§ **THE PROBLEM**: What you write must be the listing below in full, word for word, minus its pictures.

§ **RECORDS FOR THIS TASK**:
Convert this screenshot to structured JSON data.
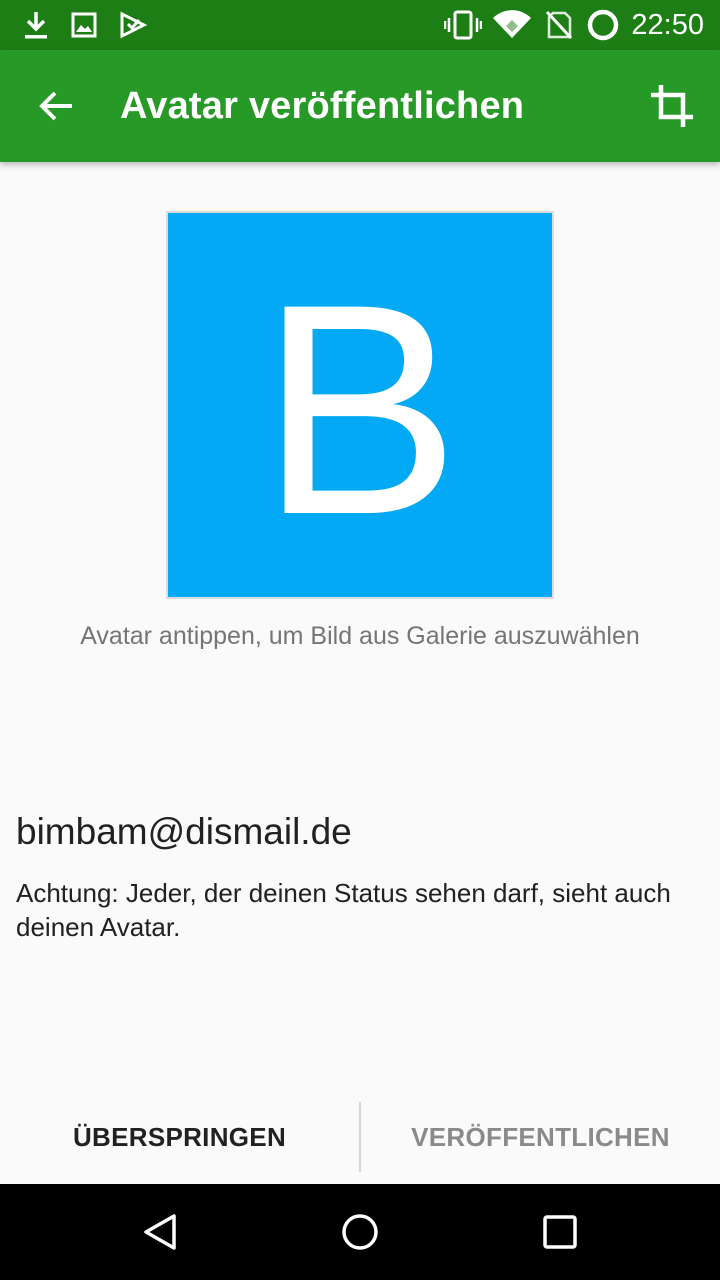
{
  "status_bar": {
    "time": "22:50",
    "left_icons": [
      "download-icon",
      "image-icon",
      "play-store-check-icon"
    ],
    "right_icons": [
      "vibrate-icon",
      "wifi-icon",
      "no-sim-icon",
      "battery-ring-icon"
    ]
  },
  "app_bar": {
    "title": "Avatar veröffentlichen",
    "back_icon": "arrow-back-icon",
    "crop_icon": "crop-icon",
    "color": "#269926"
  },
  "avatar": {
    "letter": "B",
    "color": "#03a9f4"
  },
  "hint": "Avatar antippen, um Bild aus Galerie auszuwählen",
  "account": {
    "jid": "bimbam@dismail.de",
    "warning": "Achtung: Jeder, der deinen Status sehen darf, sieht auch deinen Avatar."
  },
  "buttons": {
    "skip": "ÜBERSPRINGEN",
    "publish": "VERÖFFENTLICHEN"
  },
  "nav_bar": {
    "icons": [
      "back-triangle-icon",
      "home-circle-icon",
      "recents-square-icon"
    ]
  }
}
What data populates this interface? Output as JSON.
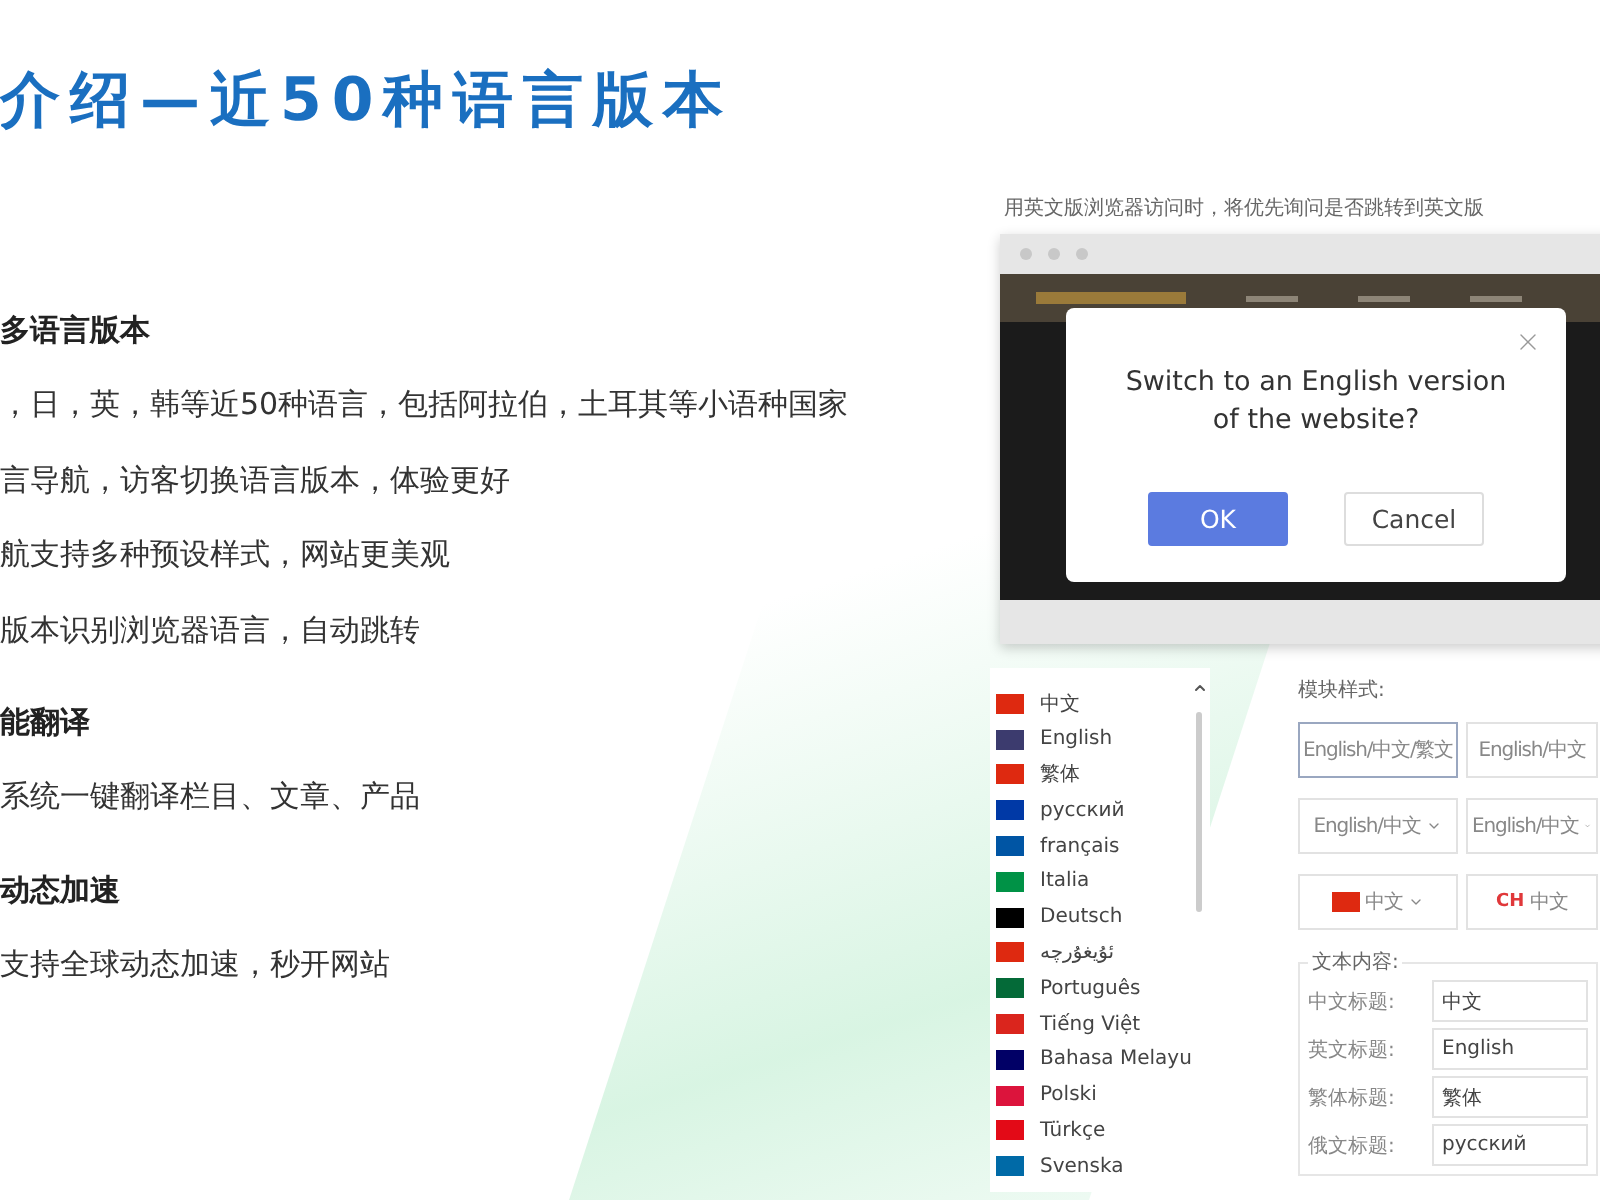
{
  "title": "介绍—近50种语言版本",
  "sections": [
    {
      "heading": "多语言版本",
      "lines": [
        "，日，英，韩等近50种语言，包括阿拉伯，土耳其等小语种国家",
        "言导航，访客切换语言版本，体验更好",
        "航支持多种预设样式，网站更美观",
        "版本识别浏览器语言，自动跳转"
      ]
    },
    {
      "heading": "能翻译",
      "lines": [
        "系统一键翻译栏目、文章、产品"
      ]
    },
    {
      "heading": "动态加速",
      "lines": [
        "支持全球动态加速，秒开网站"
      ]
    }
  ],
  "preview": {
    "caption": "用英文版浏览器访问时，将优先询问是否跳转到英文版",
    "dialog": {
      "message": "Switch to an English version of the website?",
      "buttons": [
        {
          "label": "OK",
          "primary": true
        },
        {
          "label": "Cancel",
          "primary": false
        }
      ]
    }
  },
  "language_list": {
    "items": [
      {
        "label": "中文",
        "color": "#de2910"
      },
      {
        "label": "English",
        "color": "#3c3b6e"
      },
      {
        "label": "繁体",
        "color": "#de2910"
      },
      {
        "label": "русский",
        "color": "#0039a6"
      },
      {
        "label": "français",
        "color": "#0055a4"
      },
      {
        "label": "Italia",
        "color": "#009246"
      },
      {
        "label": "Deutsch",
        "color": "#000000"
      },
      {
        "label": "ئۇيغۇرچە",
        "color": "#de2910"
      },
      {
        "label": "Português",
        "color": "#046a38"
      },
      {
        "label": "Tiếng Việt",
        "color": "#da251d"
      },
      {
        "label": "Bahasa Melayu",
        "color": "#010066"
      },
      {
        "label": "Polski",
        "color": "#dc143c"
      },
      {
        "label": "Türkçe",
        "color": "#e30a17"
      },
      {
        "label": "Svenska",
        "color": "#006aa7"
      }
    ]
  },
  "style_panel": {
    "label": "模块样式:",
    "options": [
      {
        "kind": "text",
        "label": "English/中文/繁文",
        "selected": true
      },
      {
        "kind": "text",
        "label": "English/中文",
        "selected": false
      },
      {
        "kind": "dropdown",
        "label": "English/中文",
        "selected": false
      },
      {
        "kind": "dropdown",
        "label": "English/中文",
        "selected": false
      },
      {
        "kind": "flag",
        "label": "中文",
        "selected": false
      },
      {
        "kind": "code",
        "code": "CH",
        "label": "中文",
        "selected": false
      }
    ],
    "text_content": {
      "legend": "文本内容:",
      "fields": [
        {
          "label": "中文标题:",
          "value": "中文"
        },
        {
          "label": "英文标题:",
          "value": "English"
        },
        {
          "label": "繁体标题:",
          "value": "繁体"
        },
        {
          "label": "俄文标题:",
          "value": "русский"
        }
      ]
    }
  }
}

§ **ANSWER SPACE**:
Convert this screenshot to structured JSON data.
{
  "status_bar": {
    "time": "22:50",
    "left_icons": [
      "download-icon",
      "image-icon",
      "play-store-check-icon"
    ],
    "right_icons": [
      "vibrate-icon",
      "wifi-icon",
      "no-sim-icon",
      "battery-ring-icon"
    ]
  },
  "app_bar": {
    "title": "Avatar veröffentlichen",
    "back_icon": "arrow-back-icon",
    "crop_icon": "crop-icon",
    "color": "#269926"
  },
  "avatar": {
    "letter": "B",
    "color": "#03a9f4"
  },
  "hint": "Avatar antippen, um Bild aus Galerie auszuwählen",
  "account": {
    "jid": "bimbam@dismail.de",
    "warning": "Achtung: Jeder, der deinen Status sehen darf, sieht auch deinen Avatar."
  },
  "buttons": {
    "skip": "ÜBERSPRINGEN",
    "publish": "VERÖFFENTLICHEN"
  },
  "nav_bar": {
    "icons": [
      "back-triangle-icon",
      "home-circle-icon",
      "recents-square-icon"
    ]
  }
}
What data populates this interface? Output as JSON.
{
  "title": "介绍—近50种语言版本",
  "sections": [
    {
      "heading": "多语言版本",
      "lines": [
        "，日，英，韩等近50种语言，包括阿拉伯，土耳其等小语种国家",
        "言导航，访客切换语言版本，体验更好",
        "航支持多种预设样式，网站更美观",
        "版本识别浏览器语言，自动跳转"
      ]
    },
    {
      "heading": "能翻译",
      "lines": [
        "系统一键翻译栏目、文章、产品"
      ]
    },
    {
      "heading": "动态加速",
      "lines": [
        "支持全球动态加速，秒开网站"
      ]
    }
  ],
  "preview": {
    "caption": "用英文版浏览器访问时，将优先询问是否跳转到英文版",
    "dialog": {
      "message": "Switch to an English version of the website?",
      "buttons": [
        {
          "label": "OK",
          "primary": true
        },
        {
          "label": "Cancel",
          "primary": false
        }
      ]
    }
  },
  "language_list": {
    "items": [
      {
        "label": "中文",
        "color": "#de2910"
      },
      {
        "label": "English",
        "color": "#3c3b6e"
      },
      {
        "label": "繁体",
        "color": "#de2910"
      },
      {
        "label": "русский",
        "color": "#0039a6"
      },
      {
        "label": "français",
        "color": "#0055a4"
      },
      {
        "label": "Italia",
        "color": "#009246"
      },
      {
        "label": "Deutsch",
        "color": "#000000"
      },
      {
        "label": "ئۇيغۇرچە",
        "color": "#de2910"
      },
      {
        "label": "Português",
        "color": "#046a38"
      },
      {
        "label": "Tiếng Việt",
        "color": "#da251d"
      },
      {
        "label": "Bahasa Melayu",
        "color": "#010066"
      },
      {
        "label": "Polski",
        "color": "#dc143c"
      },
      {
        "label": "Türkçe",
        "color": "#e30a17"
      },
      {
        "label": "Svenska",
        "color": "#006aa7"
      }
    ]
  },
  "style_panel": {
    "label": "模块样式:",
    "options": [
      {
        "kind": "text",
        "label": "English/中文/繁文",
        "selected": true
      },
      {
        "kind": "text",
        "label": "English/中文",
        "selected": false
      },
      {
        "kind": "dropdown",
        "label": "English/中文",
        "selected": false
      },
      {
        "kind": "dropdown",
        "label": "English/中文",
        "selected": false
      },
      {
        "kind": "flag",
        "label": "中文",
        "selected": false
      },
      {
        "kind": "code",
        "code": "CH",
        "label": "中文",
        "selected": false
      }
    ],
    "text_content": {
      "legend": "文本内容:",
      "fields": [
        {
          "label": "中文标题:",
          "value": "中文"
        },
        {
          "label": "英文标题:",
          "value": "English"
        },
        {
          "label": "繁体标题:",
          "value": "繁体"
        },
        {
          "label": "俄文标题:",
          "value": "русский"
        }
      ]
    }
  }
}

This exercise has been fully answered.